MATERIAL FOR THE TASK>

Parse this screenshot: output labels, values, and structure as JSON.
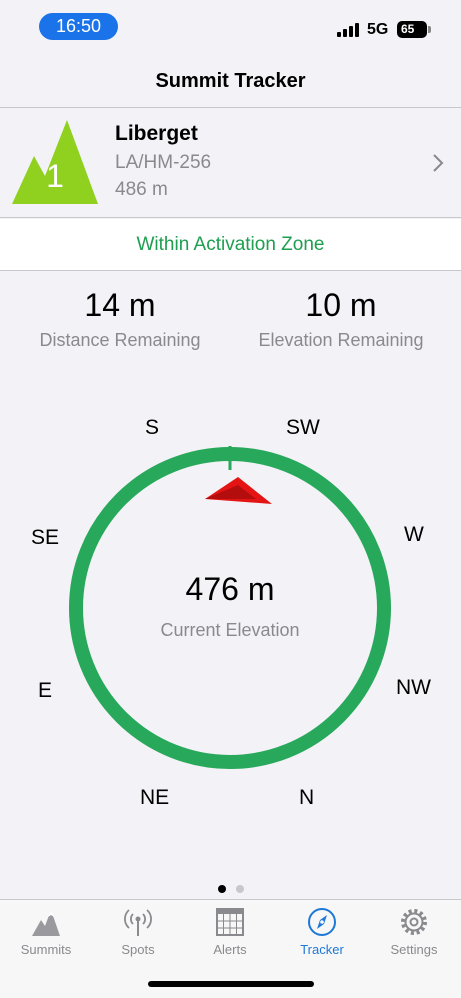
{
  "status": {
    "time": "16:50",
    "network": "5G",
    "battery": "65"
  },
  "nav": {
    "title": "Summit Tracker"
  },
  "summit": {
    "points": "1",
    "name": "Liberget",
    "reference": "LA/HM-256",
    "altitude": "486 m"
  },
  "zone": {
    "status": "Within Activation Zone"
  },
  "stats": {
    "distance": {
      "value": "14 m",
      "label": "Distance Remaining"
    },
    "elevation": {
      "value": "10 m",
      "label": "Elevation Remaining"
    }
  },
  "compass": {
    "labels": {
      "s": "S",
      "sw": "SW",
      "w": "W",
      "nw": "NW",
      "n": "N",
      "ne": "NE",
      "e": "E",
      "se": "SE"
    },
    "current_elevation": "476 m",
    "current_elevation_label": "Current Elevation",
    "ring_color": "#27a85a",
    "pointer_color": "#e51414"
  },
  "pager": {
    "pages": 2,
    "active": 1
  },
  "tabs": [
    {
      "label": "Summits",
      "icon": "mountain-icon",
      "active": false
    },
    {
      "label": "Spots",
      "icon": "antenna-icon",
      "active": false
    },
    {
      "label": "Alerts",
      "icon": "calendar-icon",
      "active": false
    },
    {
      "label": "Tracker",
      "icon": "compass-icon",
      "active": true
    },
    {
      "label": "Settings",
      "icon": "gear-icon",
      "active": false
    }
  ],
  "colors": {
    "accent": "#1e78d6",
    "zone_green": "#1e9e50",
    "mountain_green": "#8fd11e"
  }
}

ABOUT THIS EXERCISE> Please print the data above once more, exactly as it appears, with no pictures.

EXERCISE OUTPUT>
Parse this screenshot: output labels, values, and structure as JSON.
{
  "status": {
    "time": "16:50",
    "network": "5G",
    "battery": "65"
  },
  "nav": {
    "title": "Summit Tracker"
  },
  "summit": {
    "points": "1",
    "name": "Liberget",
    "reference": "LA/HM-256",
    "altitude": "486 m"
  },
  "zone": {
    "status": "Within Activation Zone"
  },
  "stats": {
    "distance": {
      "value": "14 m",
      "label": "Distance Remaining"
    },
    "elevation": {
      "value": "10 m",
      "label": "Elevation Remaining"
    }
  },
  "compass": {
    "labels": {
      "s": "S",
      "sw": "SW",
      "w": "W",
      "nw": "NW",
      "n": "N",
      "ne": "NE",
      "e": "E",
      "se": "SE"
    },
    "current_elevation": "476 m",
    "current_elevation_label": "Current Elevation",
    "ring_color": "#27a85a",
    "pointer_color": "#e51414"
  },
  "pager": {
    "pages": 2,
    "active": 1
  },
  "tabs": [
    {
      "label": "Summits",
      "icon": "mountain-icon",
      "active": false
    },
    {
      "label": "Spots",
      "icon": "antenna-icon",
      "active": false
    },
    {
      "label": "Alerts",
      "icon": "calendar-icon",
      "active": false
    },
    {
      "label": "Tracker",
      "icon": "compass-icon",
      "active": true
    },
    {
      "label": "Settings",
      "icon": "gear-icon",
      "active": false
    }
  ],
  "colors": {
    "accent": "#1e78d6",
    "zone_green": "#1e9e50",
    "mountain_green": "#8fd11e"
  }
}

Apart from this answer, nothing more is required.